Although Gansu’s roads are in better condition than in most Asian countries, transportation in the mountains is still difficult. One participant recommendation was to explore the use of pulley systems that can transport crops down a mountain quickly and cheaply.
Crops can spoil in the critical post-harvest drying period, but a shortage of storage facilities and mechanized harvesting equipment means that crops are often exposed to the elements.
Introducing the new GMF
GMF was advised to focus on the production of alfalfa pellets to take advantage of the growing animal husbandry sector, and establish cooperatives of alfalfa farmers with "sweat equity" in the parent company.
Through meetings with government, community and business leaders, and through frank and open discussions amongst themselves, participants learn to navigate conflicting and contradictory views to transform concepts and theories into realities on the ground.
The GLP uses real-world field projects to hone the practical skills needed to manage diverse teams in unfamiliar situations. Participants challenge business models to create new ideas to solve practical issues.
Participants developed a plan that provided strategic recommendations to GMF. Below are a few excerpted slides.
The team suggested that GMF adopt a decentralized management structure, and open up part of their shareholding to cooperatives in its supply chain. This would allow GMF to cement dedicated and committed suppliers, while ensuring that GMF’s revenues benefited the community.
It was proposed that GMF form a joint venture with a leading machinery provider to co-design and distribute dedicated mechanized harvesters designed for Gansu’s mountainous terrain.
Participants presented their plan to over one hundred people, including senior provincial agricultural officials, private sector leaders and members of the media, who showed great interest in the plan’s ability to support Gansu’s rural development. Guest speakers included Mr. We Wenbin, Director of the Gansu People’s Congress Agricultural Committee and Mr. Li Hui, Vice-President of the Gansu Investment Group.
Grace Chan, MasterCard
"The GLP was so much more than just a leadership program. It challenged the way we perceive the world and encouraged participants to better connect what we do professionally and personally to drive impact on key aspects of our society."
Sarah Ye, Maybank
"The programme enriched my leadership thinking and experience, particularly around the ways to inspire people to achieve goals by creating positivity. It has been an unforgettable experience."
Hiskia Purwoko, Astra International
"For me the GLP is not just another leadership programme. I would call it 'the second chapter' of leadership programmes, meaning that it goes beyond the textbooks and theories. This program is not for everyone, only those who have the passion and courage to create a better future."
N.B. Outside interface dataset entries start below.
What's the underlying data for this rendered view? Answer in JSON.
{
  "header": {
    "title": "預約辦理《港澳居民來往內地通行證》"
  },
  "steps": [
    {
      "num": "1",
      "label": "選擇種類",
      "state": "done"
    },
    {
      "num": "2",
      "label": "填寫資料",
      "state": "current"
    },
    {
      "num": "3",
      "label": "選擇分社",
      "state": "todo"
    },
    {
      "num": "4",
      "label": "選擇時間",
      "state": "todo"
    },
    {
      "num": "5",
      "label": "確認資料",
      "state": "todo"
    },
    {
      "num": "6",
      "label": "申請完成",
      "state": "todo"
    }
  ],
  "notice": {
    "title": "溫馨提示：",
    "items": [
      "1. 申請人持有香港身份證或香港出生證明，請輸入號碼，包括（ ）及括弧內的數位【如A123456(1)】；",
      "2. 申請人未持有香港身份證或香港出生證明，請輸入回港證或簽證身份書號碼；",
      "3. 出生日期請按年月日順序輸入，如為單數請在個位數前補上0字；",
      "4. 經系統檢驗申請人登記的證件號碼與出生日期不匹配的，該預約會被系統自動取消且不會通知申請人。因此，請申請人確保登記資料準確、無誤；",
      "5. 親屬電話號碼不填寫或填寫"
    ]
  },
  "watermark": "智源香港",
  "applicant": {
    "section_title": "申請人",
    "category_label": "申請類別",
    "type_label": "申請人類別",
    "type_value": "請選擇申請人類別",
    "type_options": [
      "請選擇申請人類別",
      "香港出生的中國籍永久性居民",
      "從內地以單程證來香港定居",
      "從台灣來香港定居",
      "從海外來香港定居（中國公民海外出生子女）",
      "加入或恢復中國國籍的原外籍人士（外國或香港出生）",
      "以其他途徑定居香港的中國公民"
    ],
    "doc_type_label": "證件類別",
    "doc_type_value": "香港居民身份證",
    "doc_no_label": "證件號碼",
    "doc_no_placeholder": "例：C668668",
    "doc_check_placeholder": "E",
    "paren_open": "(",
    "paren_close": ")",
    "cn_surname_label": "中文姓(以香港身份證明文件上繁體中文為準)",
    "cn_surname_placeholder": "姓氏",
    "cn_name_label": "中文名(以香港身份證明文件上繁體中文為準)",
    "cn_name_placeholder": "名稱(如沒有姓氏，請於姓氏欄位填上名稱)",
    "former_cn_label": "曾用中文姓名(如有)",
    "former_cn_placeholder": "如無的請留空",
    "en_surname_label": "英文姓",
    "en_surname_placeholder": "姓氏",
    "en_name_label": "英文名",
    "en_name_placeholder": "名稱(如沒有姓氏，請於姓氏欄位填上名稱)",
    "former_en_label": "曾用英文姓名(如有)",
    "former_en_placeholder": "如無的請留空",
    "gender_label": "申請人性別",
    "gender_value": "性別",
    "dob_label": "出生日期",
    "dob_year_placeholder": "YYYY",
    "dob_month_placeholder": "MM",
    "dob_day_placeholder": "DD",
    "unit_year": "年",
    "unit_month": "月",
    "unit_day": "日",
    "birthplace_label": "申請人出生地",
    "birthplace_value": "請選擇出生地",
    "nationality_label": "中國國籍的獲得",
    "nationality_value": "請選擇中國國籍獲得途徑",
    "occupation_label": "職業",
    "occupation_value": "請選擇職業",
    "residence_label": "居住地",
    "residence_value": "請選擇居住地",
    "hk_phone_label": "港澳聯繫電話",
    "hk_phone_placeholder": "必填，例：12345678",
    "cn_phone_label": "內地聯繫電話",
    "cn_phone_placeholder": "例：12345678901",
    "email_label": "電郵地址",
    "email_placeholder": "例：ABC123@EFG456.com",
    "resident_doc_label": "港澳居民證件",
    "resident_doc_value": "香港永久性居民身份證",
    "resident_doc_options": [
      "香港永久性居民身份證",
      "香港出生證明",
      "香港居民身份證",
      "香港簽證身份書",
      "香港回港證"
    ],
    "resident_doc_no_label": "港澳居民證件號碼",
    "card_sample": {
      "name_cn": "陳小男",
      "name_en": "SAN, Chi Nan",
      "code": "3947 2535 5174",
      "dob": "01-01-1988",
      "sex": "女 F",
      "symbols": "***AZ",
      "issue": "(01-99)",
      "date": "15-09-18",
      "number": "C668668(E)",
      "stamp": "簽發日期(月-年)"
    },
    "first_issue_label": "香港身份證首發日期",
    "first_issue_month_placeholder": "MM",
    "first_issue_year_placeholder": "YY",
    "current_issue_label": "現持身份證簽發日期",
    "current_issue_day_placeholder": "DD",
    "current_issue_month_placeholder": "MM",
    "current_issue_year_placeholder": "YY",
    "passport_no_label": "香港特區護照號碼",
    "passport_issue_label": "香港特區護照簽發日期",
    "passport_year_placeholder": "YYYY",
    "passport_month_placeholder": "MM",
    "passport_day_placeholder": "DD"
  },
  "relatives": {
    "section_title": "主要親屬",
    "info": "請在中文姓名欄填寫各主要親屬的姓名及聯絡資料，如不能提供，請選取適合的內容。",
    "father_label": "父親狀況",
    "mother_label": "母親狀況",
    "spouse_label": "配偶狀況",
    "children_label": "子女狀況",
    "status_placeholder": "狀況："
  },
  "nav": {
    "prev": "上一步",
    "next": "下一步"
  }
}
Please contact Karim Rushdy for more information about the Gansu GLP, other projects held in China, and future projects held by the Global Institute For Tomorrow.